Condolences expressed best simply, honestly


POSTED: Saturday, October 04, 2008

Shopping for a condolence card probably put me on the sales clerks' radar as a potential problem in aisle three. Those long-winded sing-song verses are enough to make a person mutter. One card after another, back in the slot, judged to be too cute, too wordy, too lame, too much of a good thing.

Finally there was one with a pithy one-sentence sentiment, and room to write my own anecdote about what a sweetheart Olive Kruse was, a pillar of her church who produced gazillions of jars of picked onions for fundraisers and wore hats to church and carried on conversations with God for 92 years before, I'm positive, meeting him face to face last month.

Speaking of long-winded, the cards remind me of that creeping curse of cyberspace, the inspirational, motivational, humorous, spiritual, religious message that people send out in wholesale lots, often with the caveat that if you send it on to 10 other people, you'll never be sad or hungry again. Sometimes there's a spark or glimmer in them, but it's like being friends with a punster. At some point a person hits overload and can't take anymore.

Except for those true, authentic, eloquent, wisdom-of-the-ages “;old Irish blessings.”; They strike my Irish heart, although I know it's likely there's a cottage - or pub - industry grinding them out to this day.

One that came my way recently:

“;What I pray for you is not a path devoid of clouds ... not that you never feel pain.

“;I pray that you will be brave in times of trial. In every hour of joy or pain, may you feel God near you.

“;When there are mountains to be climbed, when there are chasms to be crossed, that every gift that God gave you will go along with you.”;

That message tapped my Irish tear ducts because of the context in which it was shared.

It was sent to doctors, nurses and other team members at the Children's Hospital of Wisconsin. It was one of the weekly e-mails from chaplains who tend not only the families who cling to hope that their severely ill children will live, but are the spiritual support for the medical professionals who daily have to face the fact that their best efforts and the leading edge of science will not always save a child.

It is an awesome job they do. And it is profound wisdom on that institution's part to nurture the spiritual dimension of all the people involved.
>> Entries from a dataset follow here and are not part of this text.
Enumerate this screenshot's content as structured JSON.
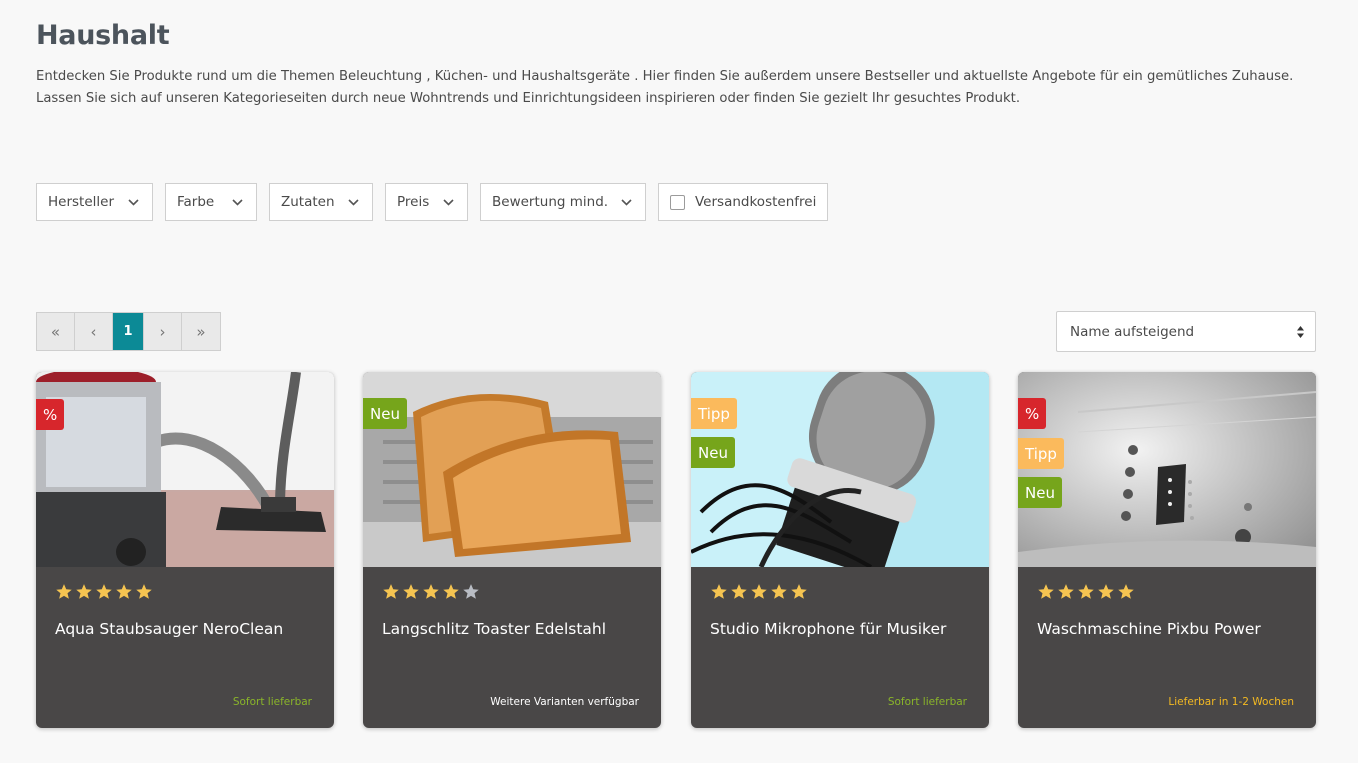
{
  "page": {
    "title": "Haushalt",
    "description_line1": "Entdecken Sie Produkte rund um die Themen Beleuchtung , Küchen- und Haushaltsgeräte . Hier finden Sie außerdem unsere Bestseller und aktuellste Angebote für ein gemütliches Zuhause.",
    "description_line2": "Lassen Sie sich auf unseren Kategorieseiten durch neue Wohntrends und Einrichtungsideen inspirieren oder finden Sie gezielt Ihr gesuchtes Produkt."
  },
  "filters": {
    "manufacturer": "Hersteller",
    "color": "Farbe",
    "ingredients": "Zutaten",
    "price": "Preis",
    "rating": "Bewertung mind.",
    "free_shipping": "Versandkostenfrei"
  },
  "pagination": {
    "first": "«",
    "prev": "‹",
    "current": "1",
    "next": "›",
    "last": "»"
  },
  "sort": {
    "selected": "Name aufsteigend"
  },
  "products": [
    {
      "name": "Aqua Staubsauger NeroClean",
      "rating": 5,
      "availability": "Sofort lieferbar",
      "badges": [
        "%"
      ]
    },
    {
      "name": "Langschlitz Toaster Edelstahl",
      "rating": 4,
      "availability": "Weitere Varianten verfügbar",
      "badges": [
        "Neu"
      ]
    },
    {
      "name": "Studio Mikrophone für Musiker",
      "rating": 5,
      "availability": "Sofort lieferbar",
      "badges": [
        "Tipp",
        "Neu"
      ]
    },
    {
      "name": "Waschmaschine Pixbu Power",
      "rating": 5,
      "availability": "Lieferbar in 1-2 Wochen",
      "badges": [
        "%",
        "Tipp",
        "Neu"
      ]
    }
  ],
  "colors": {
    "accent": "#0c8a96",
    "card_bg": "#494747",
    "star": "#f5c451",
    "star_empty": "#b9bdc4",
    "badge_sale": "#d7262c",
    "badge_new": "#76a51b",
    "badge_tip": "#fbba5c",
    "avail_instock": "#8ab52a",
    "avail_variants": "#ffffff",
    "avail_weeks": "#f3b922"
  },
  "icons": {
    "dropdown": "chevron-down-icon",
    "sort": "updown-arrows-icon",
    "rating": "star-icon"
  }
}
It goes far beyond the chaplain's e-mail messages, and there's no space to tell about it. I am so grateful that my niece works in that environment.

Imagine a workplace where you start your week with a message that tells you you're worth a lot, you have lots of company in your struggles, that sets the tone for people to support each other. I dare say not many of us do; that's a fact of life in the working world of adults.

There are a lot of us who would probably be suspicious of a word of praise. We easily take offense or disparage someone else's expression of spirituality. We can't be comfortable with administering or accepting even a reserved verbal version of that exuberant physical stuff male athletes do to applaud each other.

It must be something we could learn if we tried. No need to buy a card. Really, don't sift the Internet for something rhymy and right.

Let me just start by saying “;thanks.”; Next step, try “;good job.”; Full sentence, “;I liked what you did when ...”; Aim for pithy.

Let's not wait for a chaplain to come on board.